Whenever the string "this" turns up in a line below, that line should be copied.

:: Supplied material ::
================

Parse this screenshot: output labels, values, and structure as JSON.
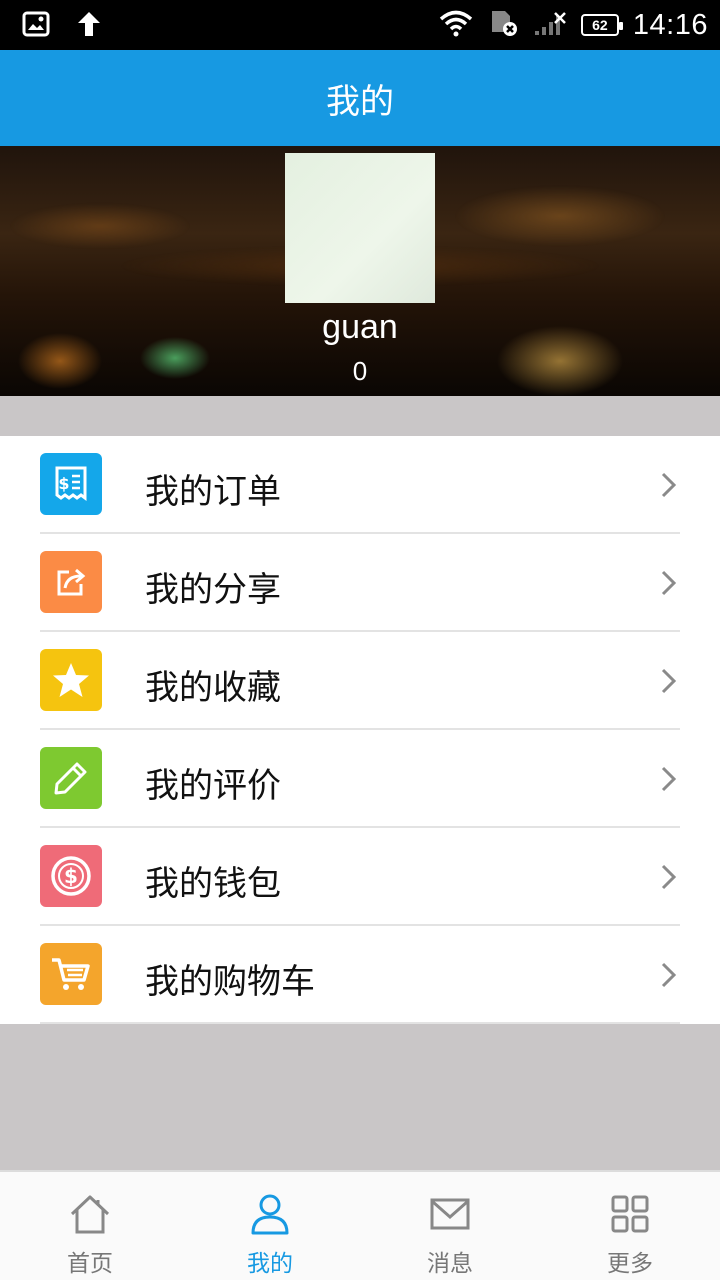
{
  "status_bar": {
    "time": "14:16",
    "battery": "62",
    "icons": [
      "gallery-notification-icon",
      "upload-arrow-icon",
      "wifi-icon",
      "sim-error-icon",
      "signal-icon",
      "battery-icon"
    ]
  },
  "header": {
    "title": "我的"
  },
  "profile": {
    "username": "guan",
    "points": "0"
  },
  "menu": {
    "items": [
      {
        "label": "我的订单",
        "icon": "receipt-icon",
        "color": "#14a7ea"
      },
      {
        "label": "我的分享",
        "icon": "share-icon",
        "color": "#fb8b45"
      },
      {
        "label": "我的收藏",
        "icon": "star-icon",
        "color": "#f5c40f"
      },
      {
        "label": "我的评价",
        "icon": "pencil-icon",
        "color": "#7ec930"
      },
      {
        "label": "我的钱包",
        "icon": "wallet-dollar-icon",
        "color": "#ef6b78"
      },
      {
        "label": "我的购物车",
        "icon": "cart-icon",
        "color": "#f4a52c"
      }
    ]
  },
  "bottom_nav": {
    "items": [
      {
        "label": "首页",
        "icon": "home-icon",
        "active": false
      },
      {
        "label": "我的",
        "icon": "user-icon",
        "active": true
      },
      {
        "label": "消息",
        "icon": "mail-icon",
        "active": false
      },
      {
        "label": "更多",
        "icon": "grid-icon",
        "active": false
      }
    ]
  },
  "colors": {
    "primary": "#1799e2",
    "background": "#c9c6c7",
    "inactive_nav": "#777777"
  }
}
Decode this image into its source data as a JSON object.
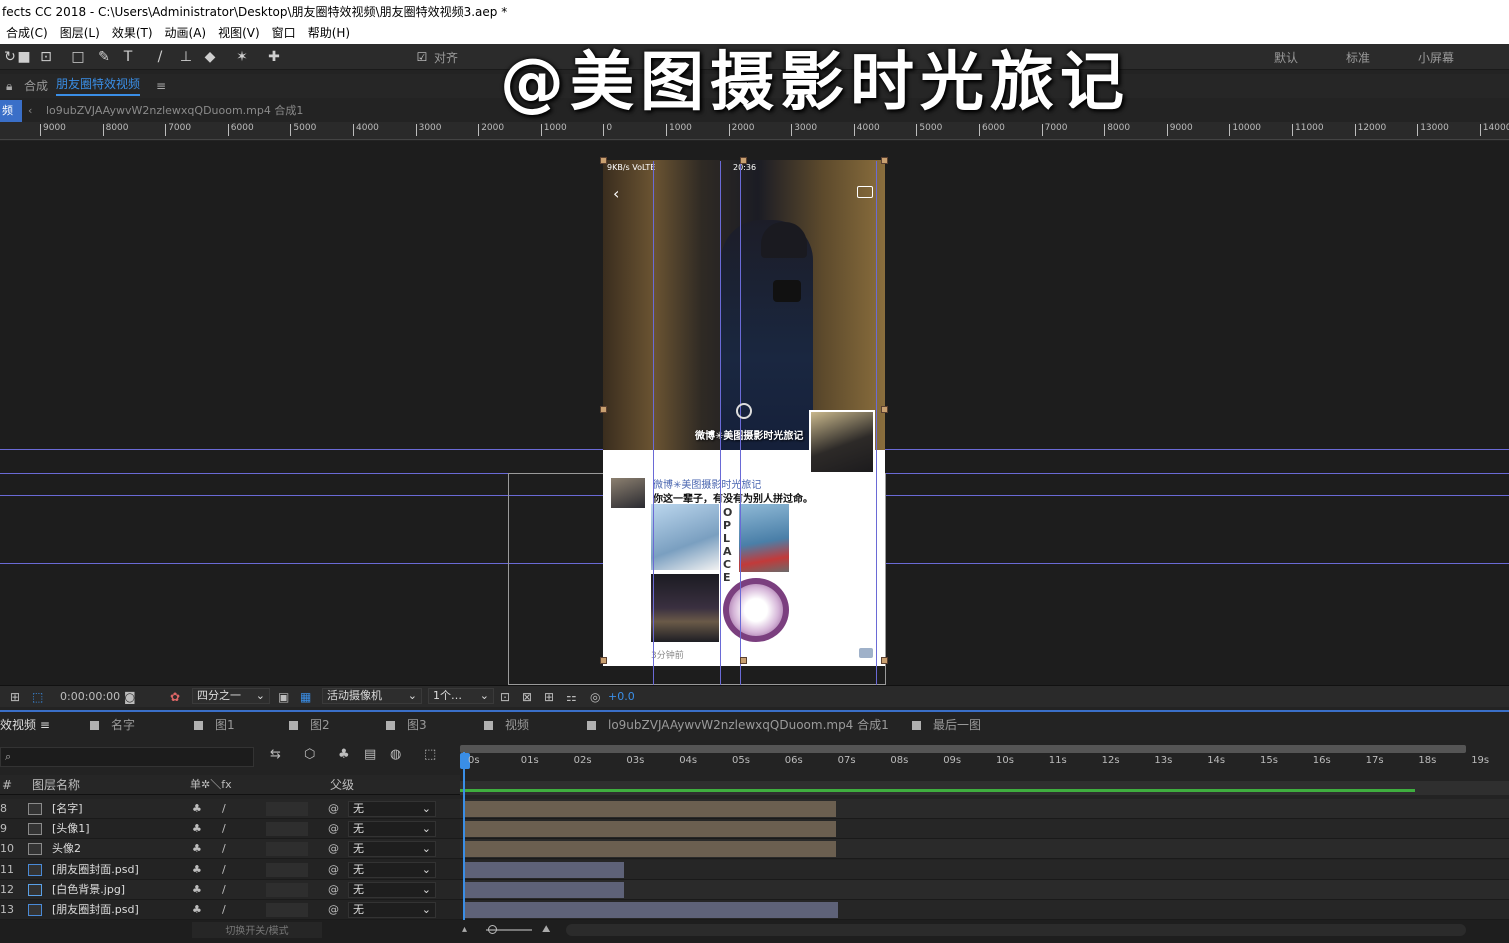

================

:: Expected answer ::
Parse this screenshot: output labels, values, and structure as JSON.
Decode this image into its source data as a JSON object.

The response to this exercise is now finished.